These are all easy options if you’re a band marked by burnout, disillusionment and unfulfilled expectations. All of these words have a negative connotation; they’re particularly commonplace in the fickle landscape of modern music – including the Christian music business – where it’s not unusual to witness groups of young hopefuls disintegrate after they, for whatever reason, fail to make it.

Yet, in the case of Out of Eden – sisters Lisa, Andrea and Danielle Kimmey – there is not one vestige of disenchantment, bitterness or remorse in their decision to retire. Au contraire! If the farewell track “Mighty Mighty Good” – the last-ever song the trio recorded for "The Hits" (Gotee), a career retrospective released last month – is any indication, there’s nothing but resolve and a sense of a job well done.

“When I just look back over my life … just think back … I know my God’s been mighty mighty good to me,” goes the hook of the song, one as jubilant as any other they recorded during their trailblazing, 13-year run in Christian music.

They came at a time when urban pop music was virtually a nonentity within gospel and Christian music, long before Kirk Franklin and Mary Mary eventually tore down the barrier between the two.

Yes, Out of Eden is retiring. And, as the girls themselves would sing in 1999, they’ve “made it this far and there’s no turning back now.”

Everybody’s sad about it.

“I’m protesting,” says longtime collaborator and former tour partner DJ Maj, who owes some of his success to the girls for being frontrunners in the R&B and hip-hop arenas. “Nah, it’s kinda sad. Their perseverance was a very influential thing for me. They didn’t allow where they were from or any obstacles to get in the way of what they were going to do. They continued to work hard at their craft. That was very admirable. Their work ethic was very inspirational for me.”

“I’m completely bummed,” adds Joey Elwood, co-founder and president of Gotee Records, the label that first gave the girls a chance. “[Out of Eden] was our cornerstone. Without them, there is a very good chance there would be no Gotee.”

Elwood is not exaggerating. Truth be told, the label was created for Out of Eden.

Toby McKeehan – then one-third of dc talk and business partner in Gotee Productions alongside Elwood and producer Todd Collins – first caught a glimpse of the girls when his supergroup was in rehearsals for a tour. It was like love at first sight.

“What drew me to them was the way they communicated. Everything I sensed in them was pure,” says McKeehan. “Even the inner talent was obvious. It just needed to be unearthed a little more. They knew exactly what they were doing. They were three young girls who had a vision. They were mature beyond their years. They just needed an on-ramp to the Interstate. Thank God we were able to provide that for them.”

Before this providential meeting, OOE didn’t really have aspirations to become recording artists. If anything, they sang because their mother made them.

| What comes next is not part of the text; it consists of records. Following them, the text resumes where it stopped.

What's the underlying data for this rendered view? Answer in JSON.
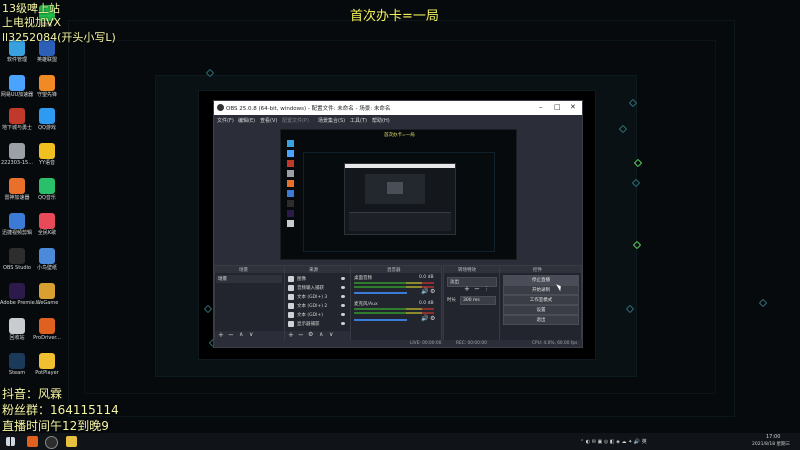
{
  "colors": {
    "headline": "#f3f35a",
    "overlay": "#f5f5a2",
    "accent": "#3a7bd5"
  },
  "headline": "首次办卡=一局",
  "overlay_top": [
    "13级啤上站",
    "上电视加VX",
    "ll3252084(开头小写L)"
  ],
  "overlay_bottom": [
    "抖音：风霖",
    "粉丝群：164115114",
    "直播时间午12到晚9"
  ],
  "desktop_icons": [
    {
      "label": "软件管理",
      "icon": "app-manager-icon",
      "color": "#3aa1e0"
    },
    {
      "label": "网易UU加速器",
      "icon": "uu-booster-icon",
      "color": "#4aa3ff"
    },
    {
      "label": "地下城与勇士",
      "icon": "dnf-icon",
      "color": "#c0392b"
    },
    {
      "label": "222303-15...",
      "icon": "file-icon",
      "color": "#9aa0a6"
    },
    {
      "label": "雷神加速器",
      "icon": "leishen-icon",
      "color": "#e8702a"
    },
    {
      "label": "迅捷视频剪辑",
      "icon": "video-edit-icon",
      "color": "#3d7ad6"
    },
    {
      "label": "OBS Studio",
      "icon": "obs-icon",
      "color": "#2d2d2d"
    },
    {
      "label": "Adobe Premie...",
      "icon": "premiere-icon",
      "color": "#2b1a4a"
    },
    {
      "label": "回收站",
      "icon": "recycle-bin-icon",
      "color": "#c8ccd0"
    },
    {
      "label": "Steam",
      "icon": "steam-icon",
      "color": "#1b3a5a"
    },
    {
      "label": "微信",
      "icon": "wechat-icon",
      "color": "#22b84a"
    },
    {
      "label": "英雄联盟",
      "icon": "lol-icon",
      "color": "#2b5fb8"
    },
    {
      "label": "守望先锋",
      "icon": "overwatch-icon",
      "color": "#f08a24"
    },
    {
      "label": "QQ游戏",
      "icon": "qq-game-icon",
      "color": "#2d9bf0"
    },
    {
      "label": "YY语音",
      "icon": "yy-icon",
      "color": "#f0c020"
    },
    {
      "label": "QQ音乐",
      "icon": "qq-music-icon",
      "color": "#2ac06a"
    },
    {
      "label": "全民K歌",
      "icon": "karaoke-icon",
      "color": "#e84a5a"
    },
    {
      "label": "小鸟壁纸",
      "icon": "wallpaper-icon",
      "color": "#4a8ad8"
    },
    {
      "label": "WeGame",
      "icon": "wegame-icon",
      "color": "#d8a030"
    },
    {
      "label": "ProDriver...",
      "icon": "prodriver-icon",
      "color": "#e06020"
    },
    {
      "label": "PotPlayer",
      "icon": "potplayer-icon",
      "color": "#f0c030"
    }
  ],
  "obs": {
    "title": "OBS 25.0.8 (64-bit, windows) - 配置文件: 未命名 - 场景: 未命名",
    "menu": [
      "文件(F)",
      "编辑(E)",
      "查看(V)",
      "配置文件(P)",
      "场景集合(S)",
      "工具(T)",
      "帮助(H)"
    ],
    "preview_title": "首次办卡=一局",
    "panels": {
      "scenes": "场景",
      "sources": "来源",
      "mixer": "混音器",
      "transitions": "转场特效",
      "controls": "控件"
    },
    "scene_items": [
      "场景"
    ],
    "sources": [
      "图像",
      "音频输入捕获",
      "文本 (GDI+) 3",
      "文本 (GDI+) 2",
      "文本 (GDI+)",
      "显示器捕获"
    ],
    "mixer": [
      {
        "name": "桌面音频",
        "db": "0.0 dB",
        "level": 0.85
      },
      {
        "name": "麦克风/Aux",
        "db": "0.0 dB",
        "level": 0.85
      }
    ],
    "transition": {
      "type": "淡出",
      "duration_label": "时长",
      "duration": "300 ms"
    },
    "controls": [
      "停止直播",
      "开始录制",
      "工作室模式",
      "设置",
      "退出"
    ],
    "status": {
      "live": "LIVE: 00:00:00",
      "rec": "REC: 00:00:00",
      "cpu": "CPU: 4.0%, 60.00 fps"
    }
  },
  "taskbar": {
    "clock_time": "17:00",
    "clock_date": "2021/8/18 星期三"
  }
}
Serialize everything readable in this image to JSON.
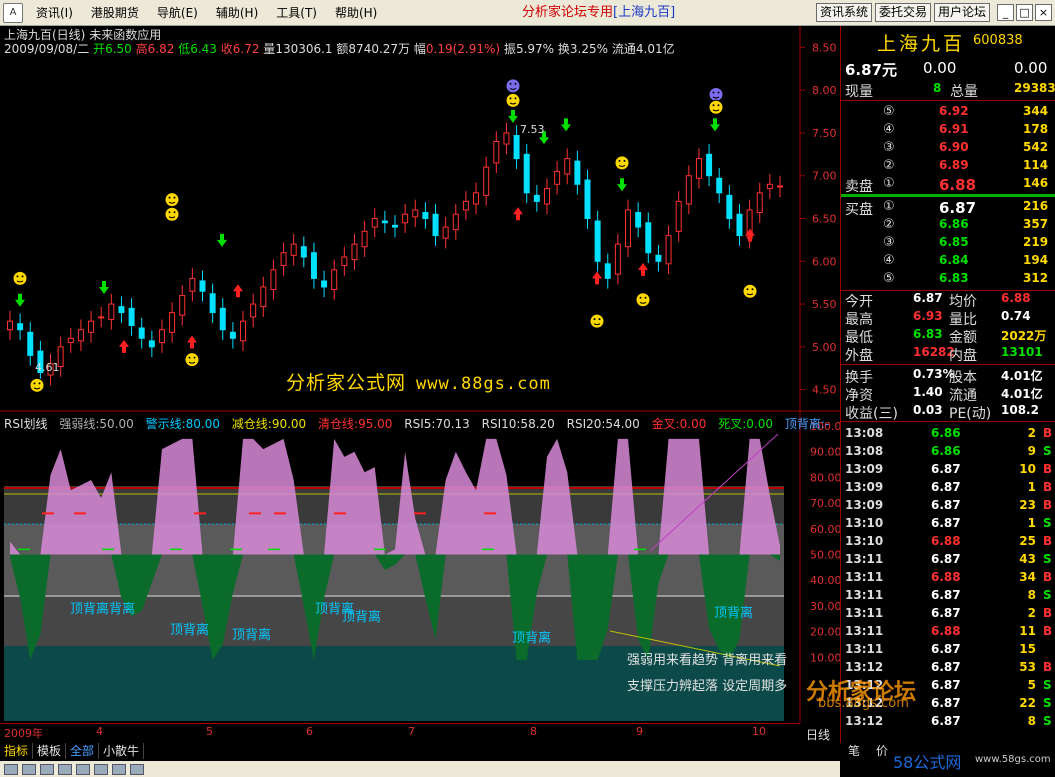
{
  "menubar": {
    "logo": "A",
    "items": [
      "资讯(I)",
      "港股期货",
      "导航(E)",
      "辅助(H)",
      "工具(T)",
      "帮助(H)"
    ],
    "title_main": "分析家论坛专用",
    "title_sub": "[上海九百]",
    "buttons": [
      "资讯系统",
      "委托交易",
      "用户论坛"
    ],
    "window_controls": [
      "_",
      "□",
      "×"
    ]
  },
  "chart": {
    "stock_label": "上海九百(日线)",
    "formula_label": "未来函数应用",
    "date": "2009/09/08/二",
    "open_label": "开",
    "open": "6.50",
    "high_label": "高",
    "high": "6.82",
    "low_label": "低",
    "low": "6.43",
    "close_label": "收",
    "close": "6.72",
    "vol_label": "量",
    "vol": "130306.1",
    "amt_label": "额",
    "amt": "8740.27万",
    "change_label": "幅",
    "change": "0.19(2.91%)",
    "amp_label": "振",
    "amp": "5.97%",
    "turn_label": "换",
    "turn": "3.25%",
    "float_label": "流通",
    "float": "4.01亿",
    "watermark_text": "分析家公式网",
    "watermark_url": "www.88gs.com",
    "rsi_line_title": "RSI划线",
    "rsi_params": [
      {
        "label": "强弱线:50.00",
        "color": "gray"
      },
      {
        "label": "警示线:80.00",
        "color": "cyan"
      },
      {
        "label": "减仓线:90.00",
        "color": "gold"
      },
      {
        "label": "清仓线:95.00",
        "color": "red"
      },
      {
        "label": "RSI5:70.13",
        "color": "white"
      },
      {
        "label": "RSI10:58.20",
        "color": "white"
      },
      {
        "label": "RSI20:54.00",
        "color": "white"
      },
      {
        "label": "金叉:0.00",
        "color": "red"
      },
      {
        "label": "死叉:0.00",
        "color": "green"
      },
      {
        "label": "顶背离:-",
        "color": "blue"
      },
      {
        "label": "J",
        "color": "red"
      }
    ],
    "divergence_label": "顶背离",
    "divergence_label_double": "顶背离背离",
    "notes": [
      "强弱用来看趋势  背离用来看",
      "支撑压力辨起落  设定周期多"
    ],
    "period": "日线",
    "date_labels": [
      "2009年",
      "4",
      "5",
      "6",
      "7",
      "8",
      "9",
      "10"
    ],
    "price_labels": [
      "8.50",
      "8.00",
      "7.50",
      "7.00",
      "6.50",
      "6.00",
      "5.50",
      "5.00",
      "4.50"
    ],
    "rsi_labels": [
      "100.00",
      "90.00",
      "80.00",
      "70.00",
      "60.00",
      "50.00",
      "40.00",
      "30.00",
      "20.00",
      "10.00"
    ],
    "high_mark": "7.53",
    "low_mark": "4.61"
  },
  "chart_data": {
    "type": "candlestick",
    "title": "上海九百(日线)",
    "ylim": [
      4.25,
      8.75
    ],
    "rsi_ylim": [
      0,
      100
    ],
    "x_months": [
      "2009年",
      "4",
      "5",
      "6",
      "7",
      "8",
      "9",
      "10"
    ],
    "series": [
      {
        "name": "强弱线",
        "values": [
          50
        ]
      },
      {
        "name": "警示线",
        "values": [
          80
        ]
      },
      {
        "name": "减仓线",
        "values": [
          90
        ]
      },
      {
        "name": "清仓线",
        "values": [
          95
        ]
      }
    ],
    "closes": [
      5.3,
      5.2,
      4.9,
      4.7,
      4.8,
      5.0,
      5.1,
      5.2,
      5.3,
      5.35,
      5.5,
      5.4,
      5.25,
      5.1,
      5.0,
      5.2,
      5.4,
      5.6,
      5.8,
      5.65,
      5.4,
      5.2,
      5.1,
      5.3,
      5.5,
      5.7,
      5.9,
      6.1,
      6.2,
      6.05,
      5.8,
      5.7,
      5.9,
      6.05,
      6.2,
      6.35,
      6.5,
      6.45,
      6.4,
      6.55,
      6.6,
      6.5,
      6.3,
      6.4,
      6.55,
      6.7,
      6.8,
      7.1,
      7.4,
      7.5,
      7.2,
      6.8,
      6.7,
      6.85,
      7.05,
      7.2,
      6.9,
      6.5,
      6.0,
      5.8,
      6.2,
      6.6,
      6.4,
      6.1,
      6.0,
      6.3,
      6.7,
      7.0,
      7.2,
      7.0,
      6.8,
      6.5,
      6.3,
      6.6,
      6.8,
      6.9,
      6.88
    ]
  },
  "quote": {
    "name": "上海九百",
    "code": "600838",
    "price": "6.87元",
    "change": "0.00",
    "change_pct": "0.00",
    "now_vol_label": "现量",
    "now_vol": "8",
    "total_vol_label": "总量",
    "total_vol": "29383",
    "sell_label": "卖盘",
    "buy_label": "买盘",
    "sells": [
      {
        "level": "⑤",
        "price": "6.92",
        "vol": "344"
      },
      {
        "level": "④",
        "price": "6.91",
        "vol": "178"
      },
      {
        "level": "③",
        "price": "6.90",
        "vol": "542"
      },
      {
        "level": "②",
        "price": "6.89",
        "vol": "114"
      },
      {
        "level": "①",
        "price": "6.88",
        "vol": "146"
      }
    ],
    "buys": [
      {
        "level": "①",
        "price": "6.87",
        "vol": "216"
      },
      {
        "level": "②",
        "price": "6.86",
        "vol": "357"
      },
      {
        "level": "③",
        "price": "6.85",
        "vol": "219"
      },
      {
        "level": "④",
        "price": "6.84",
        "vol": "194"
      },
      {
        "level": "⑤",
        "price": "6.83",
        "vol": "312"
      }
    ],
    "stats": [
      {
        "l1": "今开",
        "v1": "6.87",
        "c1": "#ffffff",
        "l2": "均价",
        "v2": "6.88",
        "c2": "#ff3030"
      },
      {
        "l1": "最高",
        "v1": "6.93",
        "c1": "#ff3030",
        "l2": "量比",
        "v2": "0.74",
        "c2": "#ffffff"
      },
      {
        "l1": "最低",
        "v1": "6.83",
        "c1": "#00e000",
        "l2": "金额",
        "v2": "2022万",
        "c2": "#ffd800"
      },
      {
        "l1": "外盘",
        "v1": "16282",
        "c1": "#ff3030",
        "l2": "内盘",
        "v2": "13101",
        "c2": "#00e000"
      },
      {
        "l1": "换手",
        "v1": "0.73%",
        "c1": "#ffffff",
        "l2": "股本",
        "v2": "4.01亿",
        "c2": "#ffffff"
      },
      {
        "l1": "净资",
        "v1": "1.40",
        "c1": "#ffffff",
        "l2": "流通",
        "v2": "4.01亿",
        "c2": "#ffffff"
      },
      {
        "l1": "收益(三)",
        "v1": "0.03",
        "c1": "#ffffff",
        "l2": "PE(动)",
        "v2": "108.2",
        "c2": "#ffffff"
      }
    ],
    "ticks": [
      {
        "time": "13:08",
        "price": "6.86",
        "vol": "2",
        "side": "B"
      },
      {
        "time": "13:08",
        "price": "6.86",
        "vol": "9",
        "side": "S"
      },
      {
        "time": "13:09",
        "price": "6.87",
        "vol": "10",
        "side": "B"
      },
      {
        "time": "13:09",
        "price": "6.87",
        "vol": "1",
        "side": "B"
      },
      {
        "time": "13:09",
        "price": "6.87",
        "vol": "23",
        "side": "B"
      },
      {
        "time": "13:10",
        "price": "6.87",
        "vol": "1",
        "side": "S"
      },
      {
        "time": "13:10",
        "price": "6.88",
        "vol": "25",
        "side": "B"
      },
      {
        "time": "13:11",
        "price": "6.87",
        "vol": "43",
        "side": "S"
      },
      {
        "time": "13:11",
        "price": "6.88",
        "vol": "34",
        "side": "B"
      },
      {
        "time": "13:11",
        "price": "6.87",
        "vol": "8",
        "side": "S"
      },
      {
        "time": "13:11",
        "price": "6.87",
        "vol": "2",
        "side": "B"
      },
      {
        "time": "13:11",
        "price": "6.88",
        "vol": "11",
        "side": "B"
      },
      {
        "time": "13:11",
        "price": "6.87",
        "vol": "15",
        "side": ""
      },
      {
        "time": "13:12",
        "price": "6.87",
        "vol": "53",
        "side": "B"
      },
      {
        "time": "13:12",
        "price": "6.87",
        "vol": "5",
        "side": "S"
      },
      {
        "time": "13:12",
        "price": "6.87",
        "vol": "22",
        "side": "S"
      },
      {
        "time": "13:12",
        "price": "6.87",
        "vol": "8",
        "side": "S"
      }
    ]
  },
  "bottom": {
    "tabs": [
      "指标",
      "模板",
      "全部",
      "小散牛"
    ],
    "quote_tabs": [
      "笔",
      "价"
    ],
    "site_logo": "58公式网",
    "site_url": "www.58gs.com",
    "forum_logo": "分析家论坛",
    "forum_url": "bbs.88gs.com"
  },
  "colors": {
    "up": "#ff3030",
    "down": "#00e0ff",
    "rsi_fill_pink": "#d889d8",
    "rsi_fill_green": "#0a6b2a",
    "background": "#000000",
    "panel_border": "#a00000"
  }
}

“Our mother is responsible for Out of Eden coming together,” says Andrea. “She saw the potential and urged us to practice and practice. Since we were home-schooled, we had lots of time. Pretty much all that we would do is practice.”

“Honestly, at first, we hated it because it was something our parents wanted us to do,” says Danielle, who was barely 12 at the time the group signed with Gotee. “And then … we were like, ‘We’re either going to have to start loving this or quit.’ So we really spent a lot of time in prayer, saying, ‘God, if this is your desire for our lives, then give us the desire, give us a love for it.’ And He did.”